New research from Michigan State University and Johns Hopkins University is the first to uncover that hospital cash prices are often lower than commercial prices, offering more affordability for patients.

Hospitals set the price of their services in two ways: determining a cash price in house and negotiating a commercial price with insurance companies. Considering that 26 million Americans are uninsured and nearly one-third of U.S. workers are enrolled in high-deductible health plans, cash prices can have an immense impact on people seeking affordable care.

Xuefeng John Jiang headshot

John (Xuefeng) Jiang, Plante Moran Faculty Fellow and professor of accounting and information systems

“In the current third-party payment system, hospitals negotiate price with insurance companies, whose interest is not always perfectly aligned with consumers’,” John (Xuefeng) Jiang, Plante Moran Faculty Fellow, professor of accounting and information systems and lead author of the study, said. “In contrast, some hospitals use a lower cash price to directly attract price-sensitive self-pay patients, whether they are uninsured or underinsured. A hospital–patient system can offer excellent value for patients.”
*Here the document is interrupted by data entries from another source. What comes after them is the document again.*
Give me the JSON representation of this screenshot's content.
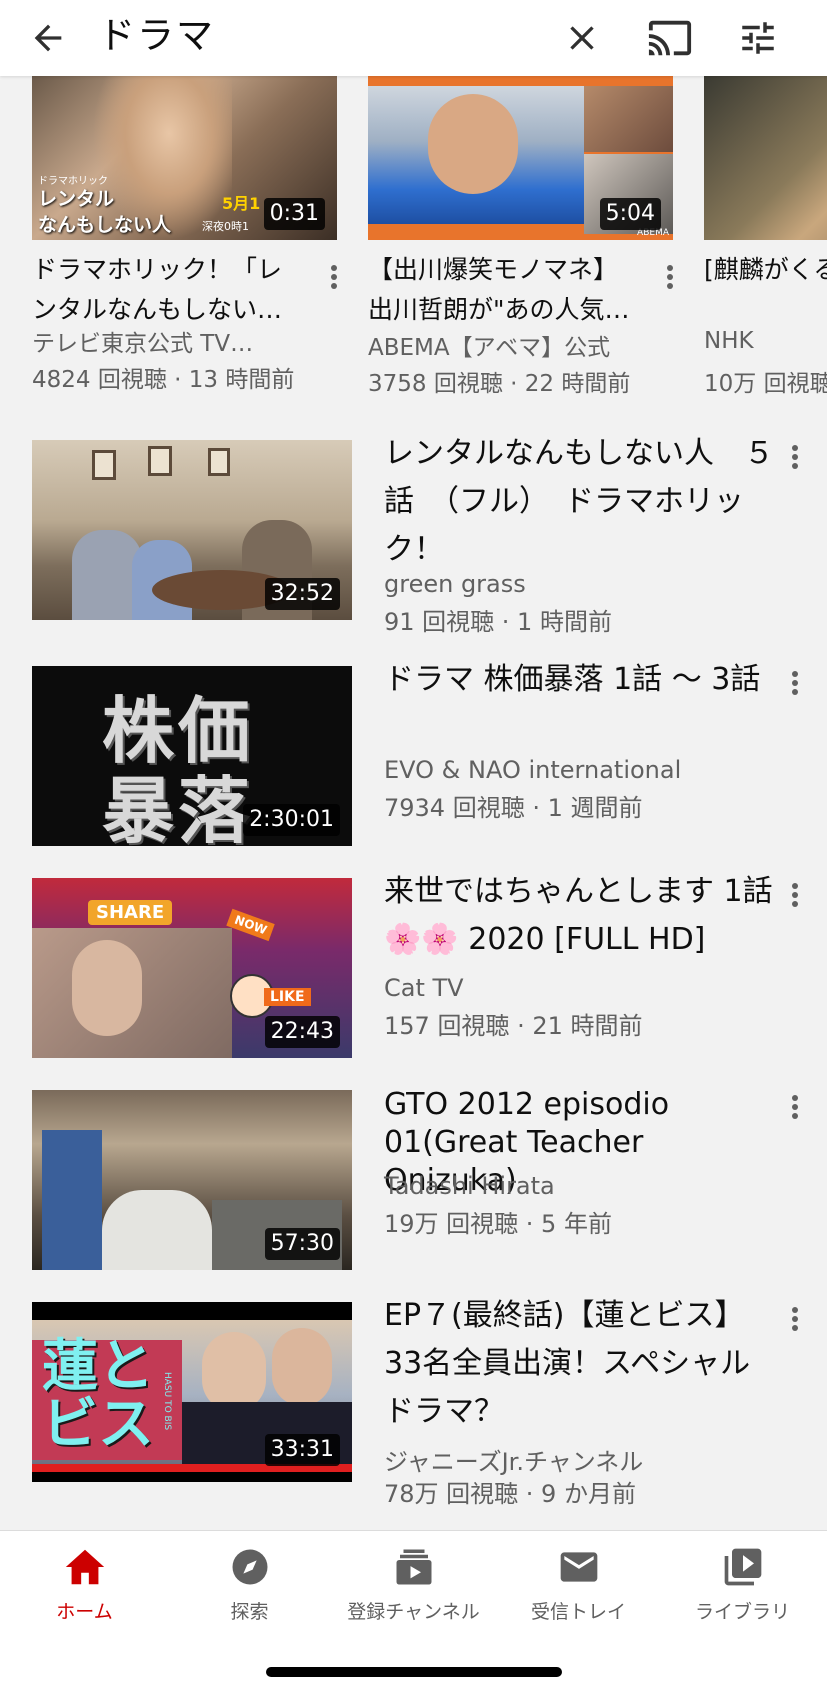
{
  "header": {
    "query": "ドラマ",
    "icons": [
      "back-arrow-icon",
      "close-icon",
      "cast-icon",
      "filter-sliders-icon"
    ]
  },
  "shelf": [
    {
      "title": "ドラマホリック！「レンタルなんもしない…",
      "channel": "テレビ東京公式 TV…",
      "meta": "4824 回視聴 · 13 時間前",
      "duration": "0:31",
      "thumb_text": {
        "tag": "ドラマホリック",
        "line1": "レンタル",
        "line2": "なんもしない人",
        "date": "5月1",
        "time": "深夜0時1"
      }
    },
    {
      "title": "【出川爆笑モノマネ】出川哲朗が\"あの人気…",
      "channel": "ABEMA【アベマ】公式",
      "meta": "3758 回視聴 · 22 時間前",
      "duration": "5:04",
      "thumb_text": {
        "brand": "ABEMA"
      }
    },
    {
      "title": "[麒麟がくるとめ | 大き",
      "channel": "NHK",
      "meta": "10万 回視聴",
      "duration": ""
    }
  ],
  "results": [
    {
      "title": "レンタルなんもしない人　５話　（フル）　ドラマホリック！",
      "channel": "green grass",
      "meta": "91 回視聴 · 1 時間前",
      "duration": "32:52"
    },
    {
      "title": "ドラマ  株価暴落  1話 ～ 3話",
      "channel": "EVO & NAO international",
      "meta": "7934 回視聴 · 1 週間前",
      "duration": "2:30:01",
      "thumb_text": {
        "line1": "株価",
        "line2": "暴落"
      }
    },
    {
      "title": "来世ではちゃんとします 1話 🌸🌸 2020 [FULL HD]",
      "channel": "Cat TV",
      "meta": "157 回視聴 · 21 時間前",
      "duration": "22:43",
      "thumb_text": {
        "share": "SHARE",
        "now": "NOW",
        "like": "LIKE"
      }
    },
    {
      "title": "GTO 2012 episodio 01(Great Teacher Onizuka)",
      "channel": "Tadashi Hirata",
      "meta": "19万 回視聴 · 5 年前",
      "duration": "57:30"
    },
    {
      "title": "EP７(最終話)【蓮とビス】33名全員出演！スペシャルドラマ？",
      "channel": "ジャニーズJr.チャンネル",
      "meta": "78万 回視聴 · 9 か月前",
      "duration": "33:31",
      "thumb_text": {
        "line1": "蓮と",
        "line2": "ビス",
        "sub": "HASU TO BIS"
      }
    }
  ],
  "bottom_nav": [
    {
      "label": "ホーム",
      "icon": "home-icon",
      "active": true
    },
    {
      "label": "探索",
      "icon": "compass-icon",
      "active": false
    },
    {
      "label": "登録チャンネル",
      "icon": "subscriptions-icon",
      "active": false
    },
    {
      "label": "受信トレイ",
      "icon": "mail-icon",
      "active": false
    },
    {
      "label": "ライブラリ",
      "icon": "library-icon",
      "active": false
    }
  ],
  "colors": {
    "accent": "#cc0000",
    "secondary_text": "#606060",
    "background": "#f2f2f2"
  }
}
Until now, researchers have not been able to explore the relationship between the two pricing systems because of data availability. However, on Jan. 1, 2021, the federal Centers for Medicare and Medicaid Services implemented the Hospital Price Transparency Final Rule, requiring hospitals in the United States to disclose prices for high-volume common services.

The findings from MSU and Johns Hopkins, published today in the Journal of the American Medical Association Network Open, provide a national analysis and comparison of cash vs. commercial prices for 70 hospital services — everything from blood tests and x-rays to biopsies and surgeries.

Alongside Jiang, the research was conducted by Ge Bai (Ph.D. Accounting & Information Systems ’12), professor of accounting at Johns Hopkins Carey Business School and professor of health policy and management at Johns Hopkins Bloomberg School of Public Health, and Martin Makary, professor of surgery at Johns Hopkins School of Medicine and professor at Johns Hopkins Carey Business School.

Bai, who studies the intersection of accounting and health care policy and has testified to Congress on the topic, said the finding that unilaterally determined cash price is often lower than bilaterally negotiated price sends a signal to policymakers looking to improve the affordability of health care services.

“Policymakers can encourage the direct payment system for routine services and subsidize health savings accounts (HSAs) for economically disadvantaged individuals to enhance health equity,” she said. “A direct payment system for routine services can empower patients, promote provider competition and bring the best value to patients.”

The findings work in tandem with three recent papers on which Jiang and Bai have teamed up with other experts to examine hospital pricing transparency and the dynamics of commercially negotiated prices for radiology and surgery services. When taken together, the collective results reveal how policymakers can promote price competition and create value for patients.

Jiang and Bai noted how their studies show that price transparency has the potential to catalyze a positive transformation of the U.S. health care system. However, more policy changes are needed in the meantime to promote competition and enable efficient purchases of health care services for consumers.